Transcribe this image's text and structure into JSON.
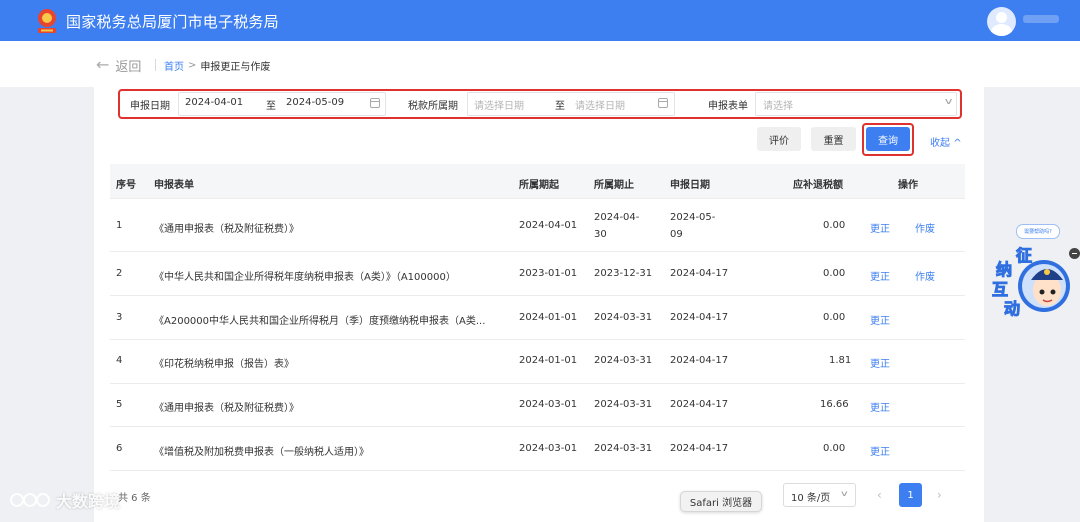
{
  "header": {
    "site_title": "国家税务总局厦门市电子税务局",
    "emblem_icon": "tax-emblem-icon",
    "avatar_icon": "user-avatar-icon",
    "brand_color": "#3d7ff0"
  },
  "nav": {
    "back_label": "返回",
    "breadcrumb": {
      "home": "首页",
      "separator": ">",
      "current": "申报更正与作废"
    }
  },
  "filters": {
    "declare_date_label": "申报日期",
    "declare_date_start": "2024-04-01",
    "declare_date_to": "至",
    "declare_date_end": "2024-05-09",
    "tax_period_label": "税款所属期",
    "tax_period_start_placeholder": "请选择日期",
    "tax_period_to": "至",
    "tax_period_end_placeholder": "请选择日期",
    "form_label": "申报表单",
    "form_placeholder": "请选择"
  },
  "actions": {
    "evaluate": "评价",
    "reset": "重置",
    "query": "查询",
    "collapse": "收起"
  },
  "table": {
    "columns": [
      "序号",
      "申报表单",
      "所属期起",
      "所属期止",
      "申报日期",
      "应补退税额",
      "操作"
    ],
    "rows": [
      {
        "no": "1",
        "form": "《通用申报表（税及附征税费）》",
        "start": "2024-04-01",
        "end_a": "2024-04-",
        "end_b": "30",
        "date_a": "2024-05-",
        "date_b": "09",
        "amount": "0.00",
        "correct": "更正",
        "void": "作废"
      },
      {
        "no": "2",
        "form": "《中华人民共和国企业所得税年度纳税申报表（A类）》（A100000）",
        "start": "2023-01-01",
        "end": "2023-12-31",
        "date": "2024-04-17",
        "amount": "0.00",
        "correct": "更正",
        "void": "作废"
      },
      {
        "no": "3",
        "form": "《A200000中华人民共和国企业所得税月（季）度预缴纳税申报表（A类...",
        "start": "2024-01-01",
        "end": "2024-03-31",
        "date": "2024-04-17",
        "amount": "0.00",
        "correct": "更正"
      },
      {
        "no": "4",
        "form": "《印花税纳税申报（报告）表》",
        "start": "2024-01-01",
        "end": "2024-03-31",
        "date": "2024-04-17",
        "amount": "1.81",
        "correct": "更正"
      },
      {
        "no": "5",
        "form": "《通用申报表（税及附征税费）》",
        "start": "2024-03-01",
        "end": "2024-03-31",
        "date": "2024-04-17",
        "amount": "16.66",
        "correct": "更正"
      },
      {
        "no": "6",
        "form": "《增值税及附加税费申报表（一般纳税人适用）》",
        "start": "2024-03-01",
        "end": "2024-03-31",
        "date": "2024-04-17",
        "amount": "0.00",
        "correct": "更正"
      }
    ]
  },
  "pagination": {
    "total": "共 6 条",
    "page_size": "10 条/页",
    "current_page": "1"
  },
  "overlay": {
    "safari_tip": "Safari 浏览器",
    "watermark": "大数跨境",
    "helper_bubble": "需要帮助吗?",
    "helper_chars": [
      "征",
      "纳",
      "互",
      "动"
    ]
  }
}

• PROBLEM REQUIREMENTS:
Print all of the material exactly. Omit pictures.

• ANSWER BELOW:
Transcribe this image's text and structure into JSON.
{
  "header": {
    "site_title": "国家税务总局厦门市电子税务局",
    "emblem_icon": "tax-emblem-icon",
    "avatar_icon": "user-avatar-icon",
    "brand_color": "#3d7ff0"
  },
  "nav": {
    "back_label": "返回",
    "breadcrumb": {
      "home": "首页",
      "separator": ">",
      "current": "申报更正与作废"
    }
  },
  "filters": {
    "declare_date_label": "申报日期",
    "declare_date_start": "2024-04-01",
    "declare_date_to": "至",
    "declare_date_end": "2024-05-09",
    "tax_period_label": "税款所属期",
    "tax_period_start_placeholder": "请选择日期",
    "tax_period_to": "至",
    "tax_period_end_placeholder": "请选择日期",
    "form_label": "申报表单",
    "form_placeholder": "请选择"
  },
  "actions": {
    "evaluate": "评价",
    "reset": "重置",
    "query": "查询",
    "collapse": "收起"
  },
  "table": {
    "columns": [
      "序号",
      "申报表单",
      "所属期起",
      "所属期止",
      "申报日期",
      "应补退税额",
      "操作"
    ],
    "rows": [
      {
        "no": "1",
        "form": "《通用申报表（税及附征税费）》",
        "start": "2024-04-01",
        "end_a": "2024-04-",
        "end_b": "30",
        "date_a": "2024-05-",
        "date_b": "09",
        "amount": "0.00",
        "correct": "更正",
        "void": "作废"
      },
      {
        "no": "2",
        "form": "《中华人民共和国企业所得税年度纳税申报表（A类）》（A100000）",
        "start": "2023-01-01",
        "end": "2023-12-31",
        "date": "2024-04-17",
        "amount": "0.00",
        "correct": "更正",
        "void": "作废"
      },
      {
        "no": "3",
        "form": "《A200000中华人民共和国企业所得税月（季）度预缴纳税申报表（A类...",
        "start": "2024-01-01",
        "end": "2024-03-31",
        "date": "2024-04-17",
        "amount": "0.00",
        "correct": "更正"
      },
      {
        "no": "4",
        "form": "《印花税纳税申报（报告）表》",
        "start": "2024-01-01",
        "end": "2024-03-31",
        "date": "2024-04-17",
        "amount": "1.81",
        "correct": "更正"
      },
      {
        "no": "5",
        "form": "《通用申报表（税及附征税费）》",
        "start": "2024-03-01",
        "end": "2024-03-31",
        "date": "2024-04-17",
        "amount": "16.66",
        "correct": "更正"
      },
      {
        "no": "6",
        "form": "《增值税及附加税费申报表（一般纳税人适用）》",
        "start": "2024-03-01",
        "end": "2024-03-31",
        "date": "2024-04-17",
        "amount": "0.00",
        "correct": "更正"
      }
    ]
  },
  "pagination": {
    "total": "共 6 条",
    "page_size": "10 条/页",
    "current_page": "1"
  },
  "overlay": {
    "safari_tip": "Safari 浏览器",
    "watermark": "大数跨境",
    "helper_bubble": "需要帮助吗?",
    "helper_chars": [
      "征",
      "纳",
      "互",
      "动"
    ]
  }
}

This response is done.